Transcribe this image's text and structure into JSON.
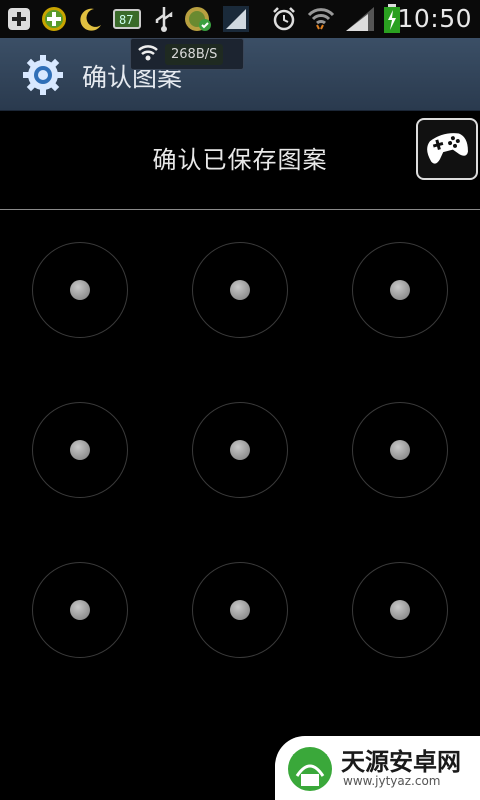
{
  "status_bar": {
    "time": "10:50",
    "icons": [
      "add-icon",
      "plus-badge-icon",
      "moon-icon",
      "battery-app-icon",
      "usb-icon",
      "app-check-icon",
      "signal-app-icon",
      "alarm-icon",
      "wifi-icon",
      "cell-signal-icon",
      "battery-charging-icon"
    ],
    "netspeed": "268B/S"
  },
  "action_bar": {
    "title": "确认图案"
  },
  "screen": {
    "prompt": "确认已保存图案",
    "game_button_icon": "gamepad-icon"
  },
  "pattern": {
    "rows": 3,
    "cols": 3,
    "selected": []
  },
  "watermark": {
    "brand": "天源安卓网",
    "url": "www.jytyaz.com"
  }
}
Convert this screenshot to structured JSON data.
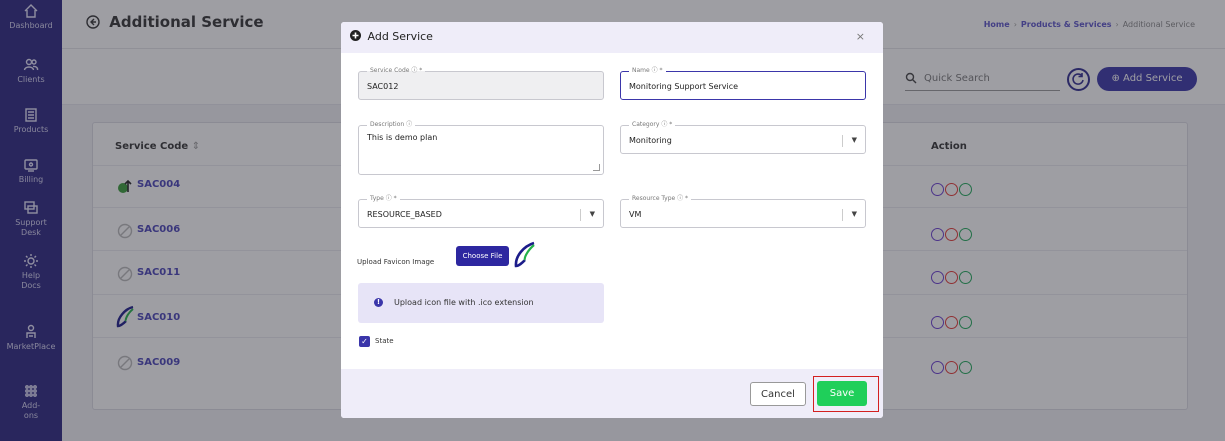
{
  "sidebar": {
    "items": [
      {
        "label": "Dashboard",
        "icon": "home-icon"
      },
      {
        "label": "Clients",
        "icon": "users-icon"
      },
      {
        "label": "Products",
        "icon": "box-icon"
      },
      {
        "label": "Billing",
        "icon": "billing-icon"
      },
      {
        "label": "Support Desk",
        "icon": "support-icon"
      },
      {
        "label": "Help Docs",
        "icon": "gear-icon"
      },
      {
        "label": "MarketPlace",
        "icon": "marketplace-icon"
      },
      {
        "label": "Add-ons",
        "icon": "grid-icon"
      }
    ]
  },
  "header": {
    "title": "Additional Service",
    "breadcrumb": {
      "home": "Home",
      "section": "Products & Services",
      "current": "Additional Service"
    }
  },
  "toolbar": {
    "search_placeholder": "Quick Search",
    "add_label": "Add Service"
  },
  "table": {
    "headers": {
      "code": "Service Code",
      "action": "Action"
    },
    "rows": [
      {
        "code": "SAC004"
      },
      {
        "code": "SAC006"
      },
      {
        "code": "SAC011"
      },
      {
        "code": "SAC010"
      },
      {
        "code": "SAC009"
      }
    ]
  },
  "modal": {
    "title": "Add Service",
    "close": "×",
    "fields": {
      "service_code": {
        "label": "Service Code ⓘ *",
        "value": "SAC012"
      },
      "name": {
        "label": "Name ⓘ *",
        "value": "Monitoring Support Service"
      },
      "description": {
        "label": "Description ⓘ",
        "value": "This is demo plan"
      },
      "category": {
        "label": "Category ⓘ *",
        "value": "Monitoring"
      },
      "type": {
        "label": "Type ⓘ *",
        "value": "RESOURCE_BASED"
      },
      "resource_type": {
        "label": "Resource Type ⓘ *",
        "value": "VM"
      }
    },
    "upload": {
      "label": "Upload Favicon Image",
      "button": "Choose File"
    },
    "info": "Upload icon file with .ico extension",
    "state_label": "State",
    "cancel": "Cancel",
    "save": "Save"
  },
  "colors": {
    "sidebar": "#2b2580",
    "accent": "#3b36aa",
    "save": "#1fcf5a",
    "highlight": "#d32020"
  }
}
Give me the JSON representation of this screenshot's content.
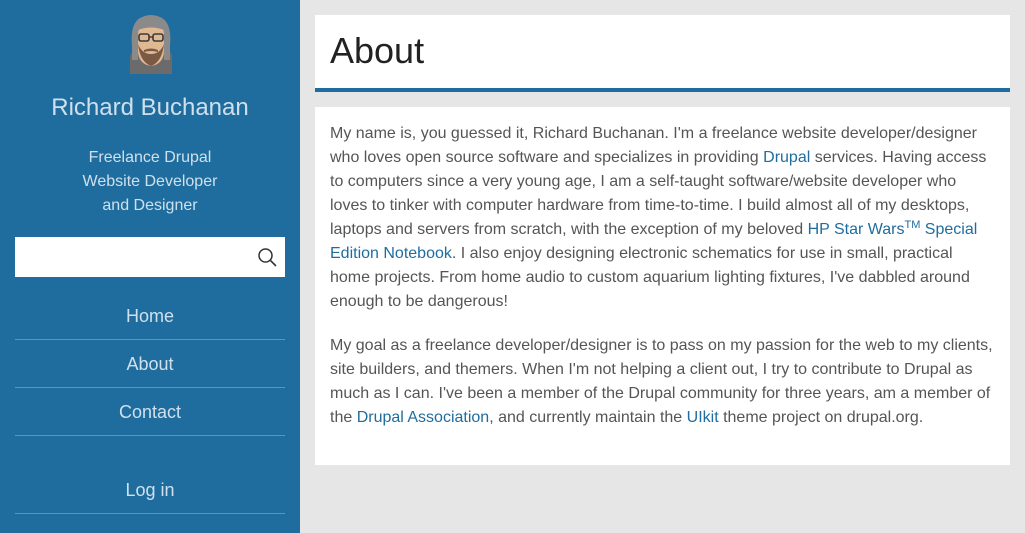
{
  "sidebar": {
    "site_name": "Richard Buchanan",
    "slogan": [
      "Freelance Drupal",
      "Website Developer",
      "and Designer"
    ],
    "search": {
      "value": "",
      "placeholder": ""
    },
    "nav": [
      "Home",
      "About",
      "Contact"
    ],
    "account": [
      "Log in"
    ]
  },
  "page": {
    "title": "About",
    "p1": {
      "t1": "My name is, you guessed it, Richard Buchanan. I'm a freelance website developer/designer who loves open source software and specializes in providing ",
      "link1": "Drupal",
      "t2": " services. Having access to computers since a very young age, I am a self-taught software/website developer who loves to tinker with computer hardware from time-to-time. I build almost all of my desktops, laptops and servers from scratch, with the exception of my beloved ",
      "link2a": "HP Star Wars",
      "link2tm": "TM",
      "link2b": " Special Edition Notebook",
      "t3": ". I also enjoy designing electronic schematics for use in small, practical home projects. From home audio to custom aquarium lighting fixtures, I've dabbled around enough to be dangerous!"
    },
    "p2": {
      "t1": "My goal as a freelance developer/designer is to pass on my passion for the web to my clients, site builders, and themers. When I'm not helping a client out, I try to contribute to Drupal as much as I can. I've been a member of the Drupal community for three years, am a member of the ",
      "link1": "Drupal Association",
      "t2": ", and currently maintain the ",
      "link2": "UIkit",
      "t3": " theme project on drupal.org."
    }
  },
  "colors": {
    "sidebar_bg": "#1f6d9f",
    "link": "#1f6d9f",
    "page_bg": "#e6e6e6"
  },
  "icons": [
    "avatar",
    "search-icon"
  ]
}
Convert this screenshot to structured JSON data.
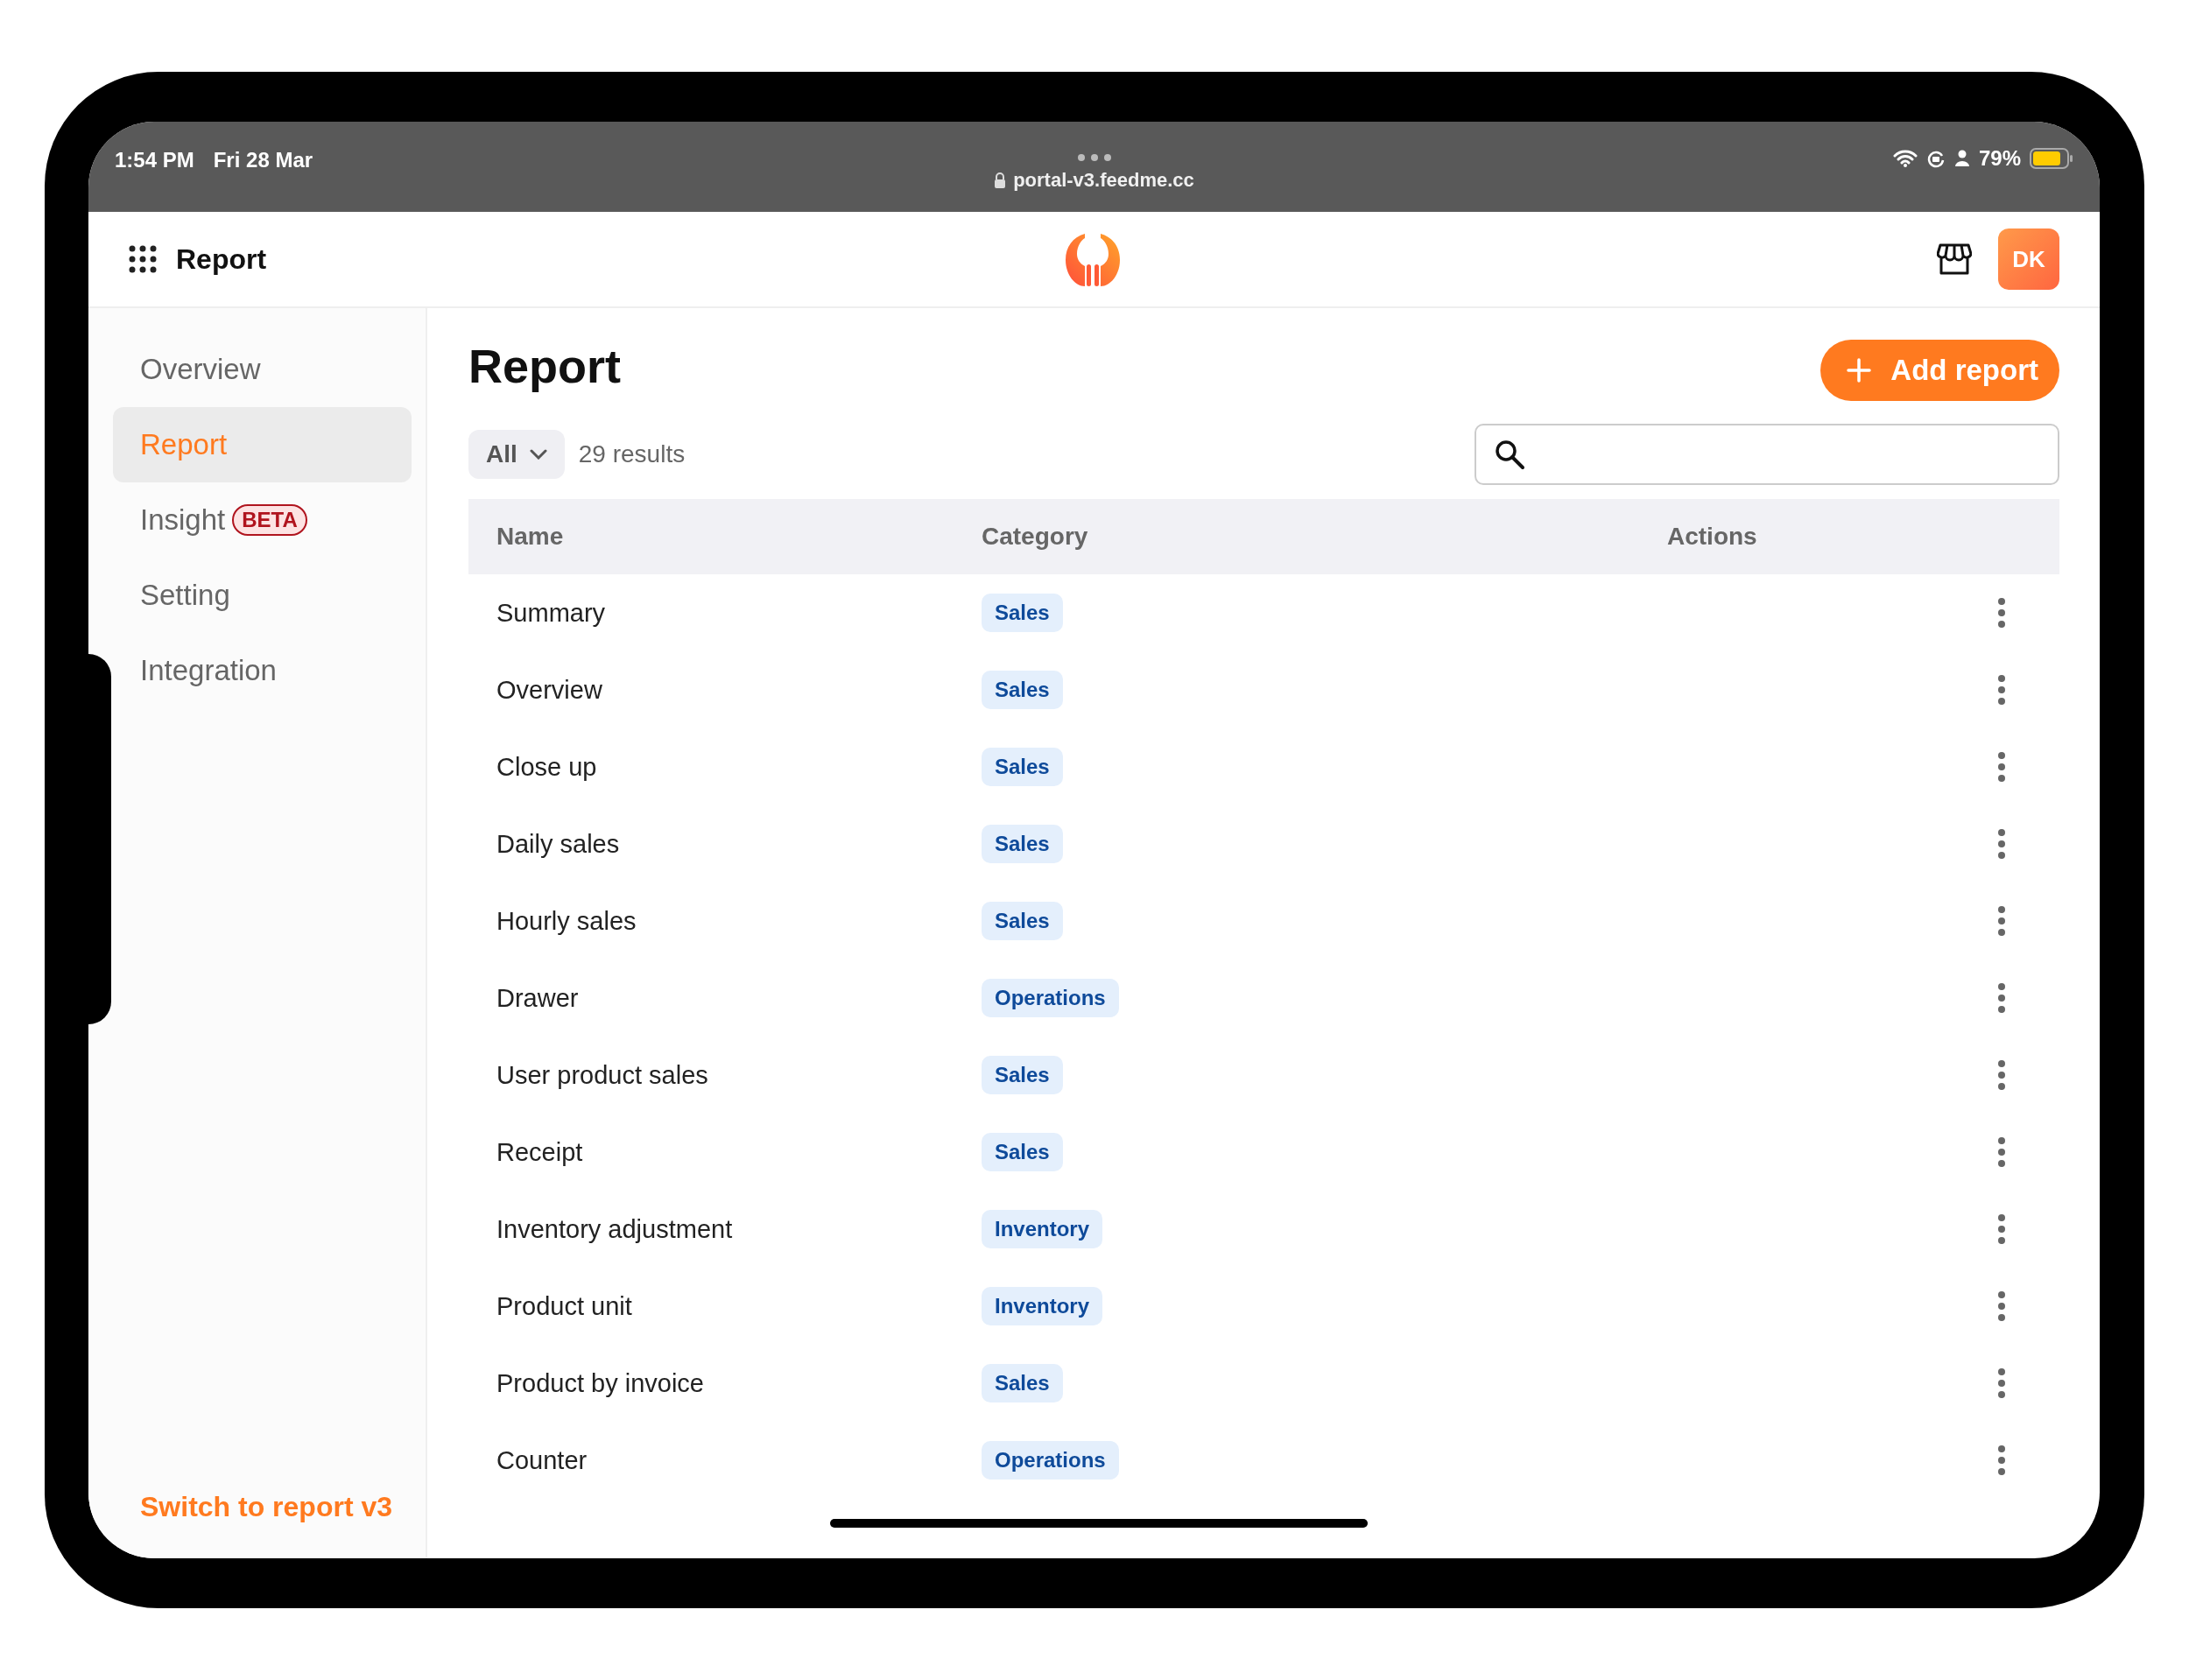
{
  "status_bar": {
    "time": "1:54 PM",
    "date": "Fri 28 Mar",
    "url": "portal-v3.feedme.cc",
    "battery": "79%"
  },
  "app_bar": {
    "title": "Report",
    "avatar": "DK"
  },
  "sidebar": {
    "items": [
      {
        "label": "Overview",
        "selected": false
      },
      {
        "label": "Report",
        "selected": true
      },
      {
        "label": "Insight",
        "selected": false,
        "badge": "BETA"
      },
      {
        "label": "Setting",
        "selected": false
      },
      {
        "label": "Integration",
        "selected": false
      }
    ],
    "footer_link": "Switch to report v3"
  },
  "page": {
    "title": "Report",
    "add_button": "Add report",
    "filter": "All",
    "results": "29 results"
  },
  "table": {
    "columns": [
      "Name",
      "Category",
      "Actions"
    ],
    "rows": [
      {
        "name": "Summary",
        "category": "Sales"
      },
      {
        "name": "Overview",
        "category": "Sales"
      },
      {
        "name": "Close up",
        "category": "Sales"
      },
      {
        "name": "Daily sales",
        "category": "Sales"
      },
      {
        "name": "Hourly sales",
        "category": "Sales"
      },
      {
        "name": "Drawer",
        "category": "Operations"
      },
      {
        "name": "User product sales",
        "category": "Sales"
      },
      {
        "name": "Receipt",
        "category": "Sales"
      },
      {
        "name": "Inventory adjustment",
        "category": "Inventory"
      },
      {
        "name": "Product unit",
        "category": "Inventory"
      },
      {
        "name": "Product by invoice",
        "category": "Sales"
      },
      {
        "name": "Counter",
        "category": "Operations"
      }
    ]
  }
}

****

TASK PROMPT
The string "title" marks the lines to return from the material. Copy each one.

YOUR RESPONSE
    "title": "确认图案"
    "title": "Additional Service",
    "title": "Add Service",
    "title": "About",
    "title": "Report",
    "title": "Report",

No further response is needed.